After the Turin stage to Nice our team dropped to four, Vin Denson being out of the time limit, the organisers decided that to cut down expenses a mechanic and a masseur must return home. As Bert was doing an excellent job with the luggage van and doing the washing and all sorts of things, I volunteered to go home and I have never been so relieved to leave a race before or since, it had beena real nightmare to me - I lost my race nerve completely.

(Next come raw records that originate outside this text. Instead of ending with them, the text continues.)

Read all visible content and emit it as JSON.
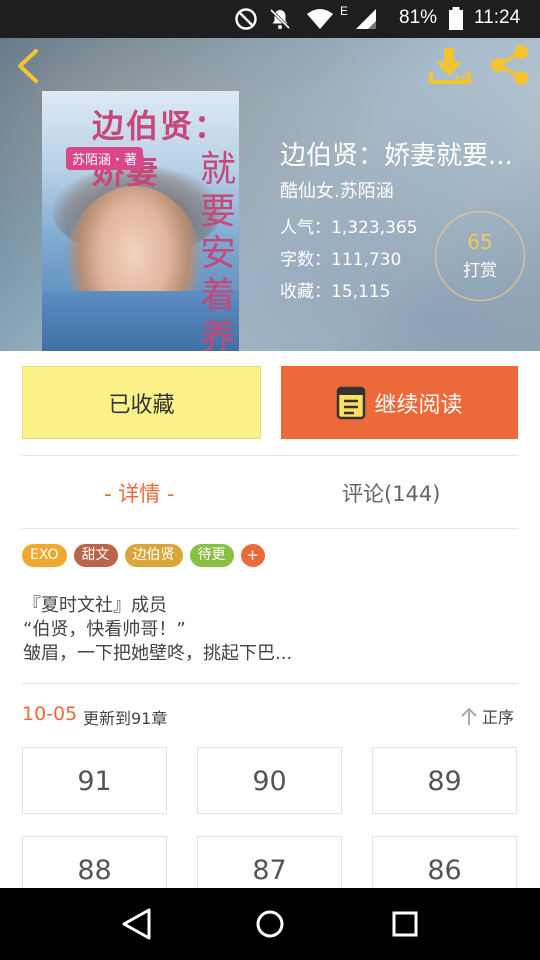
{
  "status_bar": {
    "network_type": "E",
    "battery": "81%",
    "time": "11:24",
    "icons": [
      "do-not-disturb-icon",
      "notifications-off-icon",
      "wifi-icon",
      "signal-icon",
      "battery-icon"
    ]
  },
  "header": {
    "back_icon": "chevron-left-icon",
    "download_icon": "download-icon",
    "share_icon": "share-icon",
    "cover": {
      "title": "边伯贤：娇妻",
      "author": "苏陌涵・著",
      "vertical": "就要安着养"
    },
    "book": {
      "title": "边伯贤：娇妻就要...",
      "author": "酷仙女.苏陌涵",
      "popularity": "人气：1,323,365",
      "word_count": "字数：111,730",
      "favorites": "收藏：15,115"
    },
    "reward": {
      "count": "65",
      "label": "打赏"
    }
  },
  "actions": {
    "favorite_label": "已收藏",
    "read_label": "继续阅读",
    "book_icon": "book-icon"
  },
  "tabs": {
    "detail": "- 详情 -",
    "comments": "评论(144)"
  },
  "tags": [
    {
      "label": "EXO",
      "color": "#f0a830"
    },
    {
      "label": "甜文",
      "color": "#b8654a"
    },
    {
      "label": "边伯贤",
      "color": "#d9a63a"
    },
    {
      "label": "待更",
      "color": "#8abf46"
    },
    {
      "label": "+",
      "color": "#ec6a3a"
    }
  ],
  "description": {
    "line1": "『夏时文社』成员",
    "line2": "“伯贤，快看帅哥！”",
    "line3": "皱眉，一下把她壁咚，挑起下巴..."
  },
  "update": {
    "date": "10-05",
    "text": "更新到91章",
    "order_label": "正序",
    "order_icon": "arrow-up-icon"
  },
  "chapters": [
    "91",
    "90",
    "89",
    "88",
    "87",
    "86"
  ],
  "nav": {
    "back": "back-triangle-icon",
    "home": "home-circle-icon",
    "recents": "recents-square-icon"
  },
  "colors": {
    "accent": "#ec6a3a",
    "favorite_bg": "#fbf28a",
    "reward_number": "#f0c95a"
  }
}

On reaching home my mind was still on the race, avidly reading the cycle reports daily. The pay for mechanics in the Tour de France was very good and this enabled me to fly to Paris to see the finish on the Parc de Prinz track. The show put on before the finish to keep the crowd amused was really first class, the gendarme on BSA motor cycles bringing the house down. Then camethe massed sprint to the line, the prize presentation followed with Jacques Anquetil winning. After the final celebrations were over, Kenny Laidlaw returned home to Glasgow, the rest of us stayed with the manager M. Mater at his hotel.
Following the Tour, riders are contracted to ride in Town Centre races or as they are known in France - Criteriums. Brian and Shay were offered contracts and the next day – with Bert and I accompanying them, we drove to Evreux near Caen for a 50 lap Criterium. The whole town is roped off just like a carnival, road side seats were at a premium. This event was pure show business and a real joy to watch but what a terrible hard way to make a living, this being the day following the final stage of the Tour. The riders were booked for many days ahead for these prestigious events, but the down side was that they could be several hundred miles apart, and after a hard slog the riders wanted nothing more than to relax in their hotel instead of facing a long drive. After the first criterium Bert and I returned home elated. Bert, who had thrown caution to the winds and resigned his job to go on the Tour de France, soon found a new joinery post at the pre-fabricate building firm of Vic Hallam Ltd of Langley Mill. He was sent all over the British Isles with this work.